World-first COVID-19 vaccine booster study launches in Oxford
Volunteers from Oxford will soon be able to receive a third ‘booster’ COVID-19 vaccine through a new clinical trial.
The Cov-Boost study, supported by the National Institute for Health Research (NIHR) and backed by £19.3 million of government funding through the Vaccines Taskforce, will be run at Oxford’s Churchill Hospital and is being led by University Hospital Southampton NHS Foundation Trust. It will be the first in the world to provide vital data on the impact of a third dose on patients’ immune responses.
It will give scientists from around the world and the experts behind the UK’s COVID-19 vaccination programme a better idea of how effective a booster of each vaccine is in protecting the individual from the virus.
The initial findings, expected in September, will help inform decisions by the Joint Committee on Vaccination and Immunisation (JCVI) on any potential booster programme from autumn this year, ensuring the country’s most vulnerable are given the strongest possible protection over the winter period.
The trial will look at seven different COVID-19 vaccines as potential boosters, given at least 10 to 12 weeks after a second dose as part of the ongoing vaccination programme. One booster will be provided to each volunteer and could be a different brand to the one they were originally vaccinated with. Vaccines being trialled include Oxford/AstraZeneca, Pfizer/BioNTech, Moderna, Novavax, Valneva, Janssen and Curevac, as well as a control group. The trial has received ethics approval by the NHS Research Ethics Committee, as well as approval from the Medicines and Healthcare products Regulatory Agency.

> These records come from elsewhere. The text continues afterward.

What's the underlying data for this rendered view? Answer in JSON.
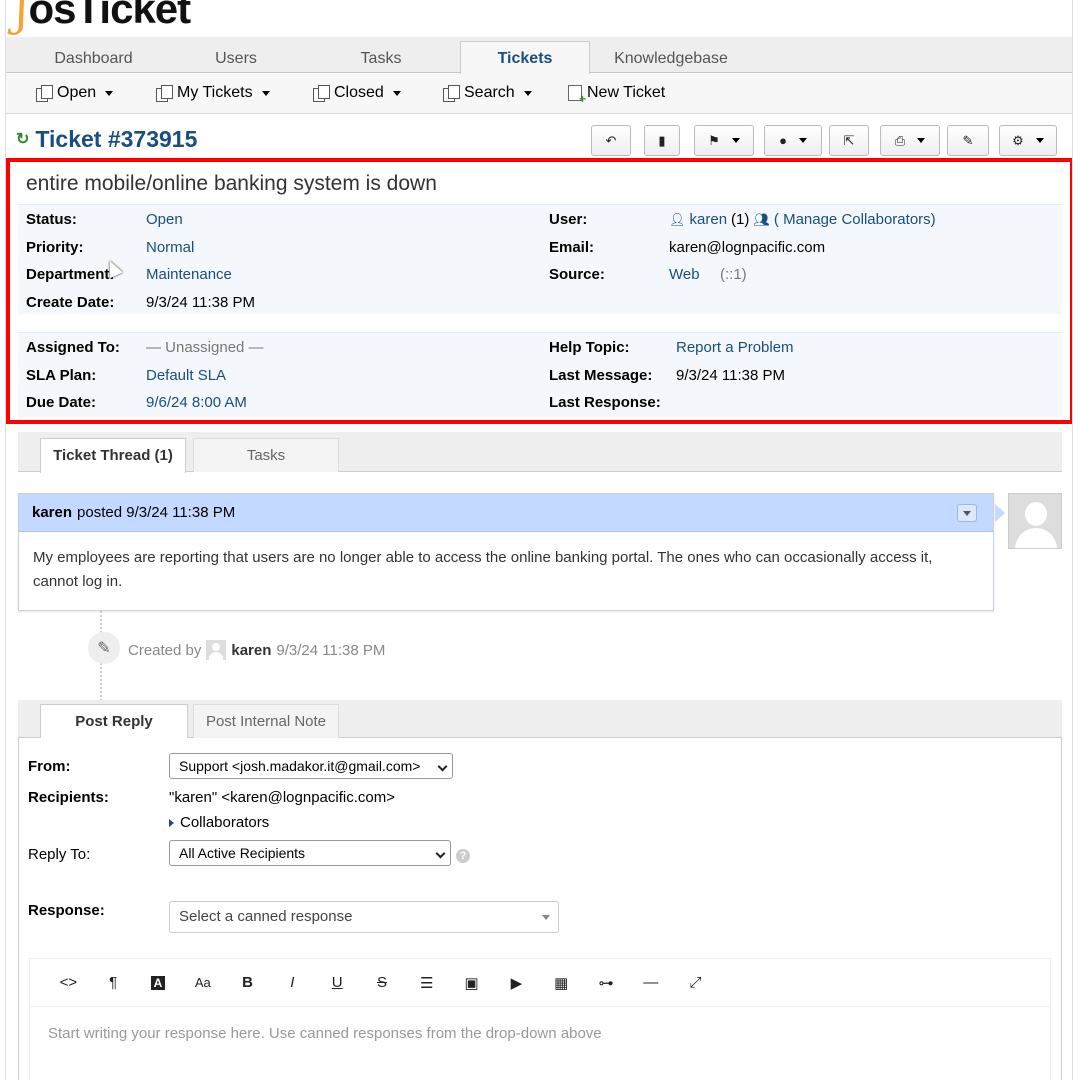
{
  "logo": {
    "mark": "ʃ",
    "word": "osTicket"
  },
  "nav": {
    "tabs": [
      {
        "label": "Dashboard"
      },
      {
        "label": "Users"
      },
      {
        "label": "Tasks"
      },
      {
        "label": "Tickets"
      },
      {
        "label": "Knowledgebase"
      }
    ],
    "active": "Tickets"
  },
  "subnav": {
    "open": "Open",
    "my_tickets": "My Tickets",
    "closed": "Closed",
    "search": "Search",
    "new_ticket": "New Ticket"
  },
  "ticket": {
    "number": "Ticket #373915",
    "subject": "entire mobile/online banking system is down",
    "labels": {
      "status": "Status:",
      "priority": "Priority:",
      "department": "Department:",
      "create_date": "Create Date:",
      "user": "User:",
      "email": "Email:",
      "source": "Source:",
      "assigned_to": "Assigned To:",
      "sla_plan": "SLA Plan:",
      "due_date": "Due Date:",
      "help_topic": "Help Topic:",
      "last_message": "Last Message:",
      "last_response": "Last Response:"
    },
    "status": "Open",
    "priority": "Normal",
    "department": "Maintenance",
    "create_date": "9/3/24 11:38 PM",
    "user_name": "karen",
    "user_count": "(1)",
    "manage_collaborators": "( Manage Collaborators)",
    "email": "karen@lognpacific.com",
    "source": "Web",
    "source_ip": "(::1)",
    "assigned_to": "— Unassigned —",
    "sla_plan": "Default SLA",
    "due_date": "9/6/24 8:00 AM",
    "help_topic": "Report a Problem",
    "last_message": "9/3/24 11:38 PM",
    "last_response": ""
  },
  "thread_tabs": {
    "thread": "Ticket Thread (1)",
    "tasks": "Tasks"
  },
  "entry": {
    "author": "karen",
    "posted": "posted 9/3/24 11:38 PM",
    "body": "My employees are reporting that users are no longer able to access the online banking portal. The ones who can occasionally access it, cannot log in."
  },
  "event": {
    "created_by": "Created by",
    "user": "karen",
    "time": "9/3/24 11:38 PM"
  },
  "reply": {
    "tabs": {
      "post_reply": "Post Reply",
      "internal_note": "Post Internal Note"
    },
    "from_label": "From:",
    "from_value": "Support <josh.madakor.it@gmail.com>",
    "recipients_label": "Recipients:",
    "recipients_value": "\"karen\" <karen@lognpacific.com>",
    "collaborators": "Collaborators",
    "reply_to_label": "Reply To:",
    "reply_to_value": "All Active Recipients",
    "response_label": "Response:",
    "canned_placeholder": "Select a canned response",
    "editor_placeholder": "Start writing your response here. Use canned responses from the drop-down above"
  }
}
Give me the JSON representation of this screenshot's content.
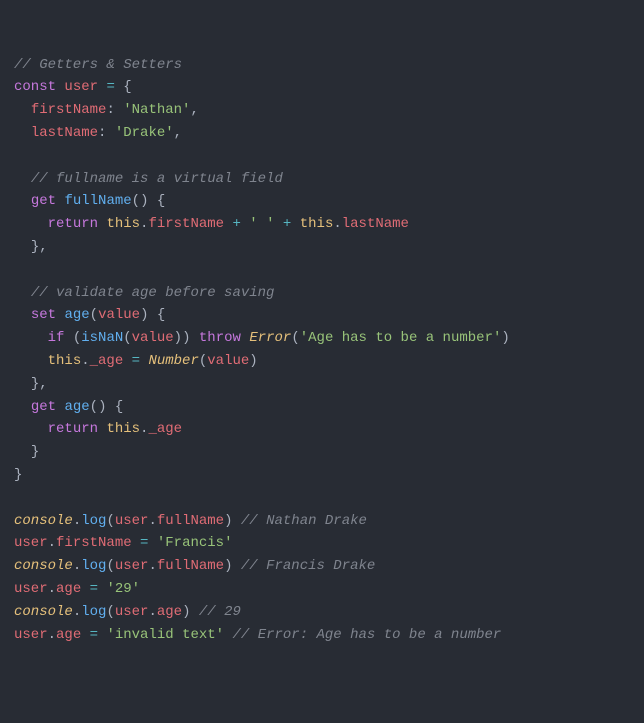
{
  "c1": "// Getters & Setters",
  "k_const": "const",
  "id_user": "user",
  "op_eq": "=",
  "br_open": "{",
  "prop_firstName": "firstName",
  "colon": ":",
  "str_nathan": "'Nathan'",
  "comma": ",",
  "prop_lastName": "lastName",
  "str_drake": "'Drake'",
  "c2": "// fullname is a virtual field",
  "k_get": "get",
  "fn_fullName": "fullName",
  "paren_o": "(",
  "paren_c": ")",
  "k_return": "return",
  "k_this": "this",
  "dot": ".",
  "op_plus": "+",
  "str_space": "' '",
  "br_close": "}",
  "c3": "// validate age before saving",
  "k_set": "set",
  "fn_age": "age",
  "id_value": "value",
  "k_if": "if",
  "fn_isNaN": "isNaN",
  "k_throw": "throw",
  "fn_Error": "Error",
  "str_ageerr": "'Age has to be a number'",
  "prop_uage": "_age",
  "fn_Number": "Number",
  "obj_console": "console",
  "fn_log": "log",
  "c4": "// Nathan Drake",
  "str_francis": "'Francis'",
  "c5": "// Francis Drake",
  "prop_age": "age",
  "str_29": "'29'",
  "c6": "// 29",
  "str_invalid": "'invalid text'",
  "c7": "// Error: Age has to be a number"
}
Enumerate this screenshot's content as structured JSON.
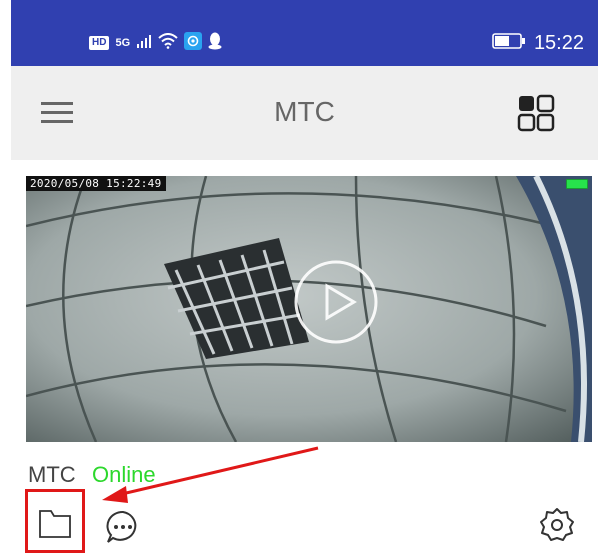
{
  "status_bar": {
    "hd_badge": "HD",
    "network_label": "5G",
    "icons": [
      "signal-icon",
      "wifi-icon",
      "app-notification-icon",
      "qq-icon",
      "battery-icon"
    ],
    "time": "15:22"
  },
  "app_bar": {
    "title": "MTC",
    "left_icon": "hamburger-menu-icon",
    "right_icon": "grid-view-icon"
  },
  "camera_card": {
    "timestamp": "2020/05/08 15:22:49",
    "play_icon": "play-icon",
    "battery_color": "#27e34c"
  },
  "device": {
    "name": "MTC",
    "status": "Online",
    "status_color": "#2cd82c"
  },
  "actions": {
    "icons": [
      "folder-icon",
      "chat-icon",
      "settings-icon"
    ],
    "highlight_color": "#e01818"
  },
  "colors": {
    "status_bar": "#3040b0",
    "app_bar": "#efefef"
  }
}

The study will be recruiting participants through the NHS COVID-19 Vaccine Research Registry - a website where people aged 18 and over can sign up to be contacted about taking part in vaccine trials - with vaccinations set to start from the beginning of June.
Participants will be adults aged 30 years or older and will include those immunised early on in the vaccination programme - for example, adults aged 75 and over or health and care workers.
The study will take place at 16 NIHR-supported sites across the UK and will include a total of 2,886 patients, including 185 in Oxford. All participants will be monitored throughout the study for any potential side effects and will have bloods taken to measure their immune responses at days 28, 84, 308 and 365, with a small number having additional blood tests at other times. All sites will have an electronic diary for all participants that will send alerts to the team in real time if needed and a 24-hour emergency phone to a doctor on the study, who can provide further clinical advice.
All the trial sites are working on ways of including people in research from a wide variety of backgrounds and individuals from ethnic minorities are encouraged to apply by signing up to the vaccine registry.
The government is preparing for a potential booster programme based on clinical need and will publish further details in due course. The final policy will be informed by advice from the JCVI and take into account the results of clinical trials.
Dr Angela Minassian, the study’s lead investigator at the University of Oxford, said: “It is wonderful that so many people across the country have taken part in our COVID-19 vaccine trials up until now and we are hugely grateful for their continued support.
“We are now in an exciting position to be ready to study the effects of booster vaccinations and we hope that as many people as possible over the age of 30 who received their first dose early in the NHS rollout will come forward to take part by signing up to the NHS COVID-19 Vaccine Research Registry.
“The COV-BOOST study will be the first study worldwide to provide crucial data on the impact of a third dose of vaccine on the immune response in those previously vaccinated with two doses of either the AstraZeneca or Pfizer COVID vaccines.
“It will inform on whether such a booster vaccine is needed, and if so, which is the best vaccine to boost with, so that the JCVI can make key recommendations on how to protect the country’s most vulnerable against a future wave of infection.”
Professor Andrew Ustianowski, National Clinical Lead for the UK NIHR COVID Vaccine Research Programme said: “Throughout the pandemic, the National Institute for Health Research, the NHS and all of our research partners have helped to rollout vital studies to help us learn how to treat COVID-19 and develop effective vaccines. The Cov-Boost study marks the next step forward in our efforts of understanding how to best protect the population and inform future vaccine booster programmes.
“Since the launch of the NHS COVID-19 Vaccine Research Registry, thousands of volunteers have been recruited to key vaccine studies, and we are confident we can call upon our nearly half a million strong community to help recruitment to this important trial.”